• _What this task involves_
Which lines in the listing below contain the word "keywords"? Copy each one.

• _Records provided_
Segment Open

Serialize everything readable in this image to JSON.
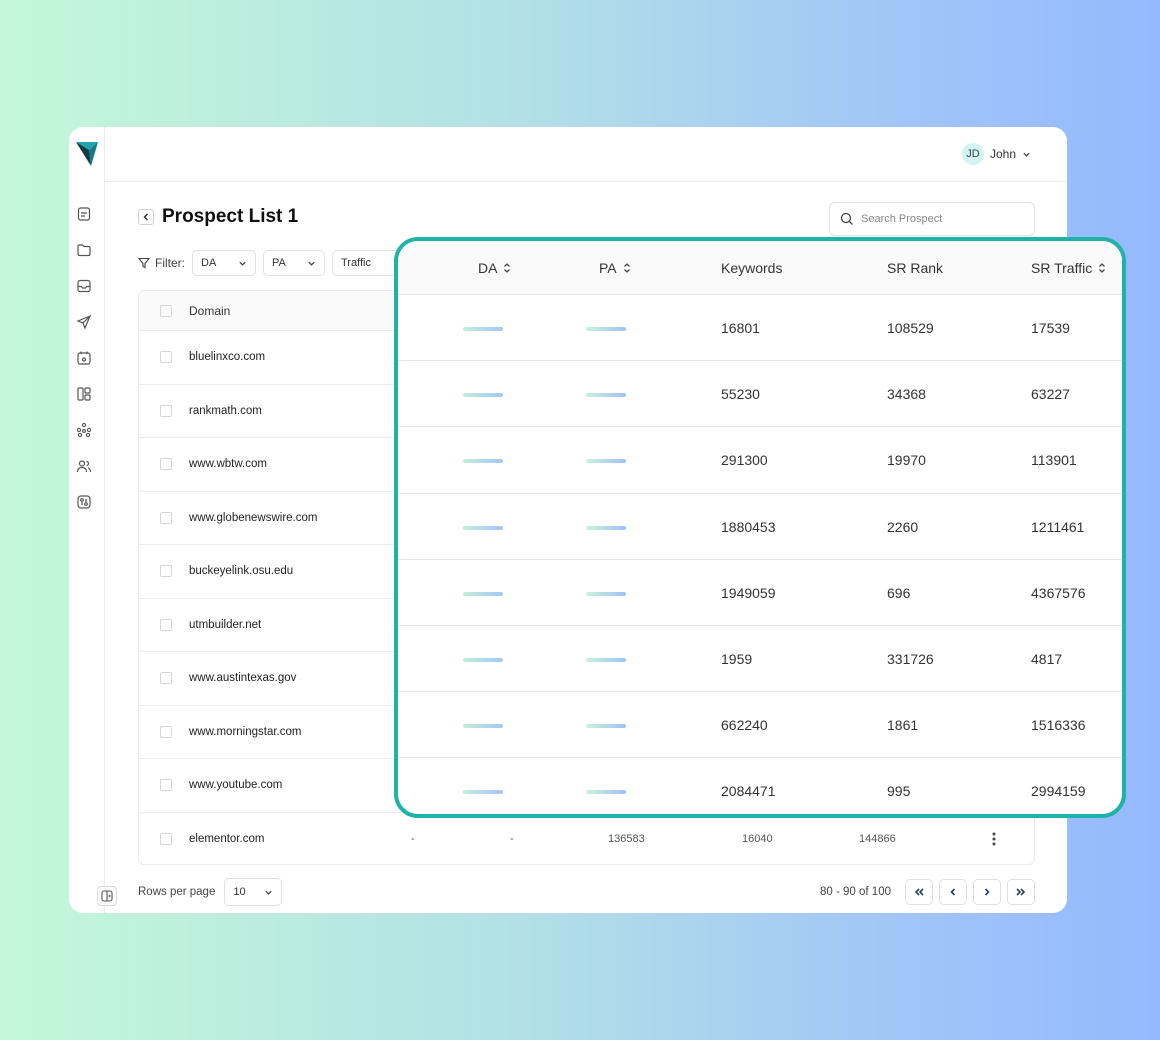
{
  "user": {
    "initials": "JD",
    "name": "John"
  },
  "page": {
    "title": "Prospect List 1"
  },
  "search": {
    "placeholder": "Search Prospect"
  },
  "filter": {
    "label": "Filter:",
    "selects": [
      {
        "label": "DA"
      },
      {
        "label": "PA"
      },
      {
        "label": "Traffic"
      }
    ]
  },
  "table": {
    "headers": {
      "domain": "Domain"
    },
    "rows": [
      {
        "domain": "bluelinxco.com"
      },
      {
        "domain": "rankmath.com"
      },
      {
        "domain": "www.wbtw.com"
      },
      {
        "domain": "www.globenewswire.com"
      },
      {
        "domain": "buckeyelink.osu.edu"
      },
      {
        "domain": "utmbuilder.net"
      },
      {
        "domain": "www.austintexas.gov"
      },
      {
        "domain": "www.morningstar.com"
      },
      {
        "domain": "www.youtube.com"
      },
      {
        "domain": "elementor.com",
        "da": "-",
        "pa": "-",
        "keywords": "136583",
        "sr_rank": "16040",
        "sr_traffic": "144866"
      }
    ]
  },
  "pagination": {
    "rows_per_page_label": "Rows per page",
    "rows_per_page_value": "10",
    "range": "80 - 90 of 100"
  },
  "overlay": {
    "headers": {
      "da": "DA",
      "pa": "PA",
      "keywords": "Keywords",
      "sr_rank": "SR Rank",
      "sr_traffic": "SR Traffic"
    },
    "rows": [
      {
        "keywords": "16801",
        "sr_rank": "108529",
        "sr_traffic": "17539"
      },
      {
        "keywords": "55230",
        "sr_rank": "34368",
        "sr_traffic": "63227"
      },
      {
        "keywords": "291300",
        "sr_rank": "19970",
        "sr_traffic": "113901"
      },
      {
        "keywords": "1880453",
        "sr_rank": "2260",
        "sr_traffic": "1211461"
      },
      {
        "keywords": "1949059",
        "sr_rank": "696",
        "sr_traffic": "4367576"
      },
      {
        "keywords": "1959",
        "sr_rank": "331726",
        "sr_traffic": "4817"
      },
      {
        "keywords": "662240",
        "sr_rank": "1861",
        "sr_traffic": "1516336"
      },
      {
        "keywords": "2084471",
        "sr_rank": "995",
        "sr_traffic": "2994159"
      }
    ]
  },
  "colors": {
    "accent": "#1fb3a8",
    "brand_logo": "#1a8f9a"
  }
}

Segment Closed

• _Result_
        "keywords": "136583",
      "keywords": "Keywords",
        "keywords": "16801",
        "keywords": "55230",
        "keywords": "291300",
        "keywords": "1880453",
        "keywords": "1949059",
        "keywords": "1959",
        "keywords": "662240",
        "keywords": "2084471",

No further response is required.